In his message to NZ Indo-Fijians, Bainimarama told them recently: “She (Clark) never understood what is happening in Fiji, and she will never want to understand what’s happening in Fiji. All she wants is this grand idea of being lady of the Pacific and she has been very vocal against Fiji and what we have been trying to fight for, which is equality for everyone is Fiji.”
Bainimarama is wrong. Clark always understood Fiji. Her unwavering response to the 2006 coup had been consistent with her opposition to the Speight coup. Even Chaudhry had pointed out in the FLP’s “Activities Report 1999-2001: “New Zealand Prime Minister Helen Clarke denounced Speight as a failed businessman, crook and fraud who was to have appeared in court that day to answer to charges of fraud.”
In a cruel twist of irony, although Clark had failed to restore Chaudhry as Prime Minister of Fiji after the 2001 High Court judgment, she supported another descendant of Indian indentured labourer, the New Zealand born Anand Satyanand, become the Governor-General of New Zealand in August 2006. He was appointed by Elizabeth 11, Queen of England and New Zealand, on the advice of Prime Minister Clark.
Long live the championing “Queen of Democracy in the South Pacific” – Helen Elizabeth Clark.
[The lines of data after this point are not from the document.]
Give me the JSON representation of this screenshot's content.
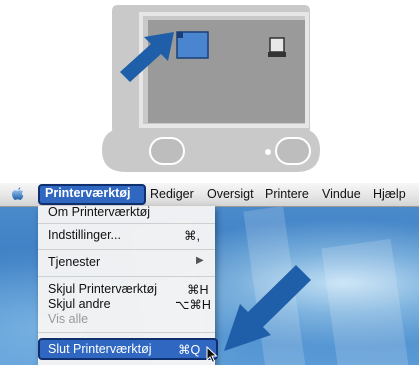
{
  "illustration": {
    "monitor_colors": {
      "bezel": "#c9c9c9",
      "screen": "#9a9a9a",
      "window": "#4a86cf",
      "arrow": "#1f5ea8"
    }
  },
  "menubar": {
    "app_menu": "Printerværktøj",
    "items": [
      "Rediger",
      "Oversigt",
      "Printere",
      "Vindue",
      "Hjælp"
    ]
  },
  "dropdown": {
    "items": [
      {
        "label": "Om Printerværktøj",
        "shortcut": ""
      },
      {
        "label": "Indstillinger...",
        "shortcut": "⌘,"
      },
      {
        "label": "Tjenester",
        "shortcut": "▶"
      },
      {
        "label": "Skjul Printerværktøj",
        "shortcut": "⌘H"
      },
      {
        "label": "Skjul andre",
        "shortcut": "⌥⌘H"
      },
      {
        "label": "Vis alle",
        "shortcut": ""
      },
      {
        "label": "Slut Printerværktøj",
        "shortcut": "⌘Q"
      }
    ]
  },
  "colors": {
    "highlight": "#2f67c1",
    "highlight_border": "#0f2f6e",
    "arrow": "#1f5ea8"
  }
}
We hope your fight for democracy and human rights will continue to be ring aloud worldwide. Thank you for standing up against the coup culture in Fiji.